A traditional crop of the region, the Khasi mandarin has always had an important presence in the daily lives of local people. Not only is it a popular and delicious food that is a mainstay of the winter season, but it is also a major source of income.
Its cultural importance is apparent in the reverence and care with which the mandarin trees are grown and maintained. Only the seeds of the healthiest trees are saved and planted, and only the healthiest saplings are moved to the orchards. Khasi mandarin producers, who maintain traditional plantation practices, ensure that each plant is given individual attention. When a sapling is shifted from a nursery to a permanent location, it is replanted in the exact same orientation with respect to the four cardinal directions. It is believed that a Khasi mandarin farmer and a plant must always face each other during plantation or else the plant will not grow.
All the communities that grow the Khasi mandarin have diverse traditional techniques of fruit storage. Some store harvested fruits inside sandy pits, others place them on the top of hearths in their traditional homes. The mandarins are available until March and sometimes even April thanks to these preservation techniques.
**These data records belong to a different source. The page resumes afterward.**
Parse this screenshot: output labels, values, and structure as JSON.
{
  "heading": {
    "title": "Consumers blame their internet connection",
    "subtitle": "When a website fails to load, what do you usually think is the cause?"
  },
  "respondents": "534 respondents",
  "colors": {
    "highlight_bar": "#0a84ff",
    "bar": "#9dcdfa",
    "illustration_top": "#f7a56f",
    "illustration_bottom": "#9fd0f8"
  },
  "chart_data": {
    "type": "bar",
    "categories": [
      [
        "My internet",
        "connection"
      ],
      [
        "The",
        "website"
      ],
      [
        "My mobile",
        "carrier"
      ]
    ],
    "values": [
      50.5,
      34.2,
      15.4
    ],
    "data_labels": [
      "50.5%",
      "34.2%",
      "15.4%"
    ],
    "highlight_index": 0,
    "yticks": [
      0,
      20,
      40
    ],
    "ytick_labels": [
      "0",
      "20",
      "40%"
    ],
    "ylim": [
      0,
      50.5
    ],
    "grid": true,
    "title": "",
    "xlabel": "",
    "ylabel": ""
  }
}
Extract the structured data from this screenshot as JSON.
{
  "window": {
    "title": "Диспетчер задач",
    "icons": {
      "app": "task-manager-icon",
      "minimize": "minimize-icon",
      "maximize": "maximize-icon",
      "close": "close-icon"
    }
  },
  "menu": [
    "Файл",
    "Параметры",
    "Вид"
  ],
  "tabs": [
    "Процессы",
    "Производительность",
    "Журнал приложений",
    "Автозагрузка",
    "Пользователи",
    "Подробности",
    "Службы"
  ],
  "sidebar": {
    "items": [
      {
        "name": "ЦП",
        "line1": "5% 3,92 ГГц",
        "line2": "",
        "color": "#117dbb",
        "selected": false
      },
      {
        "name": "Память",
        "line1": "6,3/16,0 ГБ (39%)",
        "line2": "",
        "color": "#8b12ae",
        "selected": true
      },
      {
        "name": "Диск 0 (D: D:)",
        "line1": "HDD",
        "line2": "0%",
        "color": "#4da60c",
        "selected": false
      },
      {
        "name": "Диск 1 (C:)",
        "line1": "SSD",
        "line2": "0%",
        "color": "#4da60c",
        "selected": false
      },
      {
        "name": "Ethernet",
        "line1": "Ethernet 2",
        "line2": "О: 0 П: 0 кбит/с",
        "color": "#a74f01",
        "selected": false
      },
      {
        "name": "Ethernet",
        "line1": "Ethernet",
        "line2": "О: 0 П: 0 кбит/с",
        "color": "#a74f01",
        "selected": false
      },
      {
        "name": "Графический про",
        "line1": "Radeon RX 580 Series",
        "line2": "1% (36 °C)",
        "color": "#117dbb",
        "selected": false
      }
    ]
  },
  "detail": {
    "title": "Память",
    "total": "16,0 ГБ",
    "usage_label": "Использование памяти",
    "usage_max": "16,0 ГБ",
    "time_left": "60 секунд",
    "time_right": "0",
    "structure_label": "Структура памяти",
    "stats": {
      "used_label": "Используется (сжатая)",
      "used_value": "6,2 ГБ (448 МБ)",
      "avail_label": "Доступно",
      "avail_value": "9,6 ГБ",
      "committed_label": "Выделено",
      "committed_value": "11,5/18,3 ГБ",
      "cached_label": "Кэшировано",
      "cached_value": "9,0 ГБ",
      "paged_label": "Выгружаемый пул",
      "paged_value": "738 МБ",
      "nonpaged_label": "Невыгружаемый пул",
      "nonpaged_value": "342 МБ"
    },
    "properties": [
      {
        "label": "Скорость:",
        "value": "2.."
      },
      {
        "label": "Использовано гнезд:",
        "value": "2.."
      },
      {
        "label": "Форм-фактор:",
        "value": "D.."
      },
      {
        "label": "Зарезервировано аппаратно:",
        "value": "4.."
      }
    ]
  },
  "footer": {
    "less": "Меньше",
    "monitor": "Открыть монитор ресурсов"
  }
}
Today, most mandarin-producing households have at least 200 trees in their orchards while some farmers like Bah Running Thabah from Tmar keep about 4,000, and depend almost entirely on mandarin production.
The growers share a special connection with the mandarin, yet with the passage of time, the connection has weakened leading to a drastic drop in production volume and even number of trees. The mandarin trees are becoming more vulnerable to pest attacks and many farmers have observed reduced lifespans.
The Presidia project is an opportunity for the Khasi mandarin to reclaim its place as a fruit and plant of importance in Meghalaya, which will encourage local farmers to save their endangered traditions.
The Khasi mandarin Presidium project involves local Indigenous communities in the villages of Nongbah, Nongkdait, Nongkitieh, Tmar and Mawphu. Activities in this area are coordinated by NESFAS (North East Slow Food & Agrobiodiversity Society), which is also working to catalogue the local biodiversity.